Cloud computing has proven incredibly popular for businesses. Indeed, worldwide spending on public cloud services looks set to double from almost $70 billion in 2015 to more than $141 million in 2019. Firms like the ability to hold and store their important data and IT infrastructure in a way that makes it easily accessible – and that doesn’t take up expensive office floorspace and storage.
Easy to use cloud servers cater for a fast-paced, 24/7-access, digital business environment and they are winning over scores of companies.
Public and Private Cloud
Yet, when we talk about ‘the cloud’ and its success we are largely referring to the dominance of the public cloud. Data from the European Union shows that many more businesses are accessing public cloud servers than private cloud servers. Indeed it’s said that 8% of SMEs use the private cloud, compared to 24% of larger enterprises.
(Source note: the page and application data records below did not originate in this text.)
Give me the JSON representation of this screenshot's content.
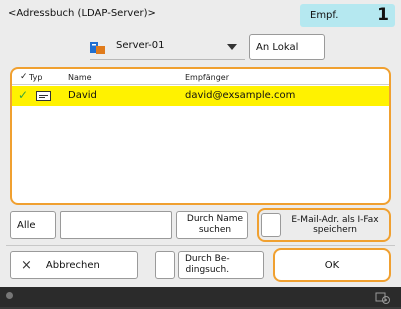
{
  "title": "<Adressbuch (LDAP-Server)>",
  "recipient_badge": {
    "label": "Empf.",
    "count": "1"
  },
  "server_select": {
    "value": "Server-01"
  },
  "local_button": "An Lokal",
  "table": {
    "headers": [
      "Typ",
      "Name",
      "Empfänger"
    ],
    "rows": [
      {
        "checked": true,
        "type_icon": "address-card-icon",
        "name": "David",
        "recipient": "david@exsample.com",
        "selected": true
      }
    ]
  },
  "search": {
    "all_button": "Alle",
    "input_value": "",
    "search_by_name_button": "Durch Name suchen",
    "save_ifax_button": "E-Mail-Adr. als I-Fax speichern"
  },
  "footer": {
    "cancel_button": "Abbrechen",
    "condition_search_button": "Durch Be-\ndingsuch.",
    "ok_button": "OK"
  },
  "colors": {
    "highlight": "#fff200",
    "accent_border": "#f0a030",
    "badge_bg": "#b5e8f0",
    "check": "#3aa53a"
  }
}
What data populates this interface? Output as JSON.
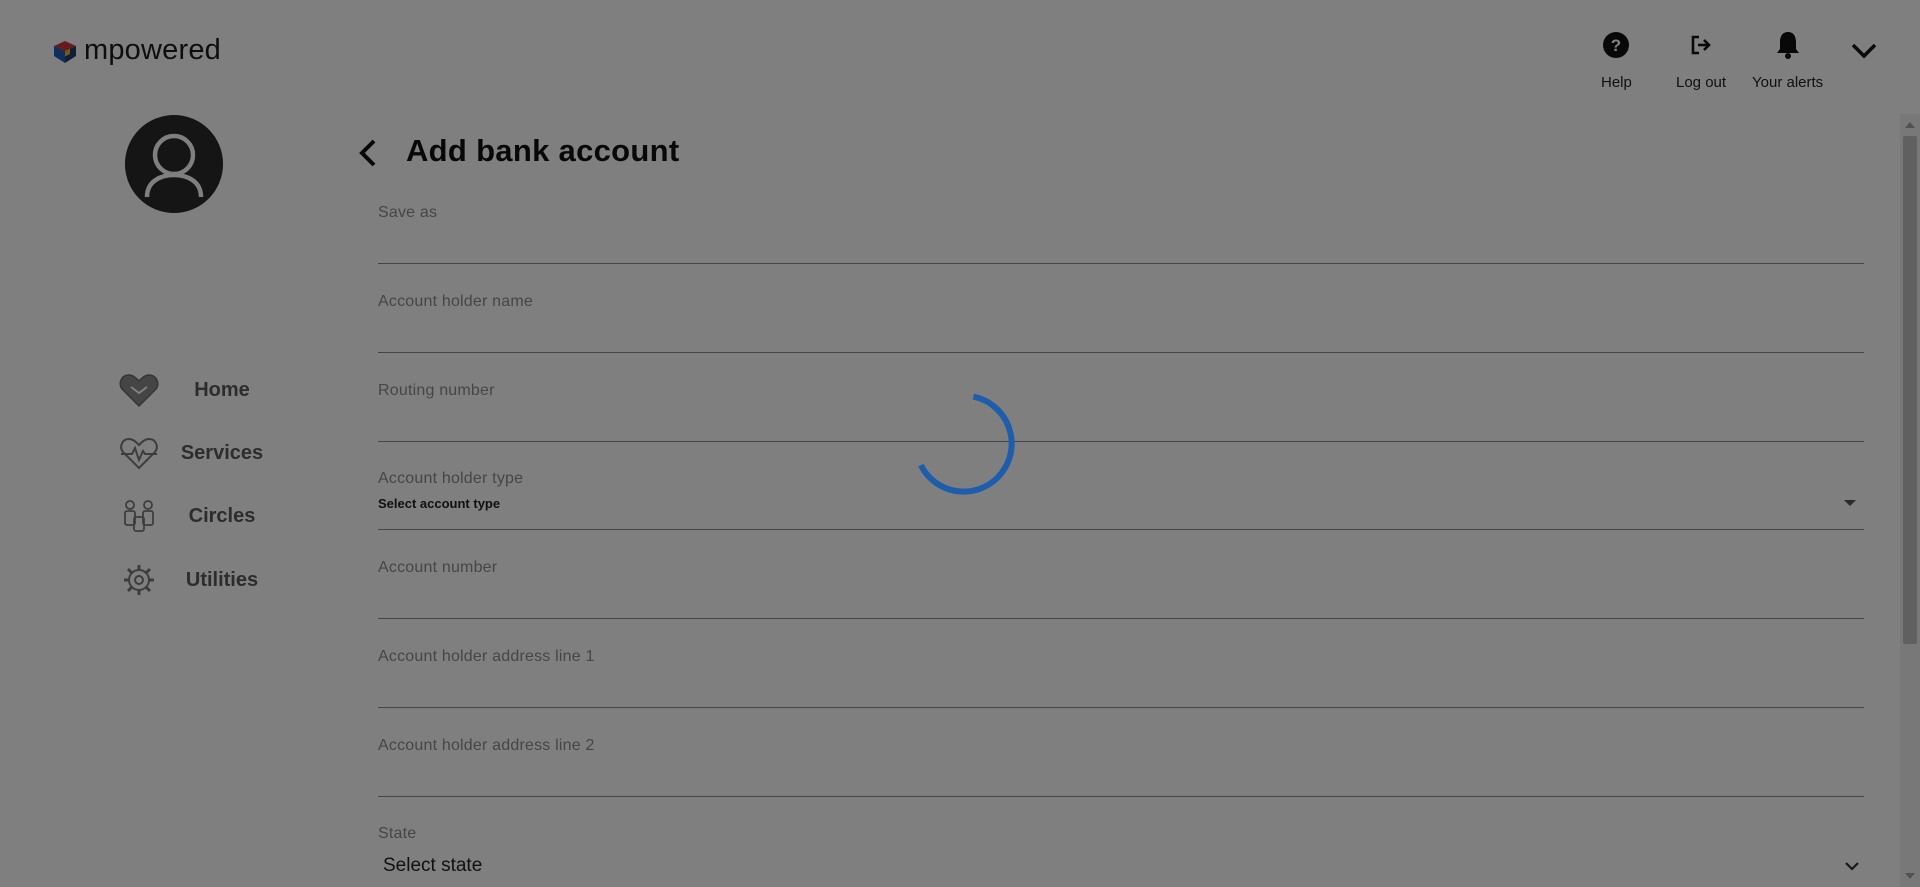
{
  "app": {
    "brand": "mpowered",
    "brand_colors": {
      "red": "#d2343b",
      "blue": "#1f5fb8",
      "yellow": "#e9b22a",
      "navy": "#233d6e"
    }
  },
  "header": {
    "help_label": "Help",
    "logout_label": "Log out",
    "alerts_label": "Your alerts",
    "icons": {
      "help": "help-circle-icon",
      "logout": "logout-icon",
      "alerts": "bell-icon",
      "menu": "chevron-down-icon"
    }
  },
  "sidebar": {
    "avatar_icon": "user-avatar-icon",
    "items": [
      {
        "label": "Home",
        "icon": "home-heart-icon"
      },
      {
        "label": "Services",
        "icon": "heart-pulse-icon"
      },
      {
        "label": "Circles",
        "icon": "people-icon"
      },
      {
        "label": "Utilities",
        "icon": "gear-icon"
      }
    ]
  },
  "main": {
    "title": "Add bank account",
    "back_icon": "chevron-left-icon",
    "fields": {
      "save_as": {
        "label": "Save as",
        "value": ""
      },
      "account_holder_name": {
        "label": "Account holder name",
        "value": ""
      },
      "routing_number": {
        "label": "Routing number",
        "value": ""
      },
      "account_holder_type": {
        "label": "Account holder type",
        "selected": "Select account type"
      },
      "account_number": {
        "label": "Account number",
        "value": ""
      },
      "address_line_1": {
        "label": "Account holder address line 1",
        "value": ""
      },
      "address_line_2": {
        "label": "Account holder address line 2",
        "value": ""
      },
      "state": {
        "label": "State",
        "selected": "Select state"
      }
    }
  },
  "loading": {
    "spinner_color": "#1e5dab",
    "overlay": "rgba(0,0,0,0.5)"
  }
}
The private cloud taps into all the advantages of the public cloud, but with a proprietary architecture which means it is available to a single business. As companies strive for control and flexibility over what they do, will this mix switch over?
Well, while the advantages of the private cloud might make this desirable, there are factors which might hold it back. Chiefly this comes down to cost and complexity. It’s debatable as to whether businesses have the time, money and expertise to move forward with this.
As ZD Net notes: “The fact remains that building and maintaining a private cloud is now near-impossible for all but the very largest of organisations, so high have the barriers to entry become. In effect, such an enterprise would be putting itself in competition with the very largest cloud providers, who have a number of significant advantages tilting the balance in their favour.”
Tapping into Scale with the Public Cloud
The simple fact is that the public cloud has the advantage of size and time. Providers have the in-built capacity and the economy of scale required to enhance and improve their systems and have everything already in place for convenience. They have the technical expertise to handle everything on behalf of a business – and few companies really want to be troubling themselves with the ins and outs of their IT infrastructure.
The offline comparison would come in terms of office space. Yes, it might be nice to build your own building from scratch but it’s a luxury you could do without if there’s an existing building you could buy or rent.
Businesses will, understandably, make a decision based on their bottom line. If private cloud servers really are going to rival their public counterparts then this is the biggest hurdle to overcome. With that in mind it’s likely that their use will slowly and steadily grow – but only among those with the size and financial capacity to be able to deploy them.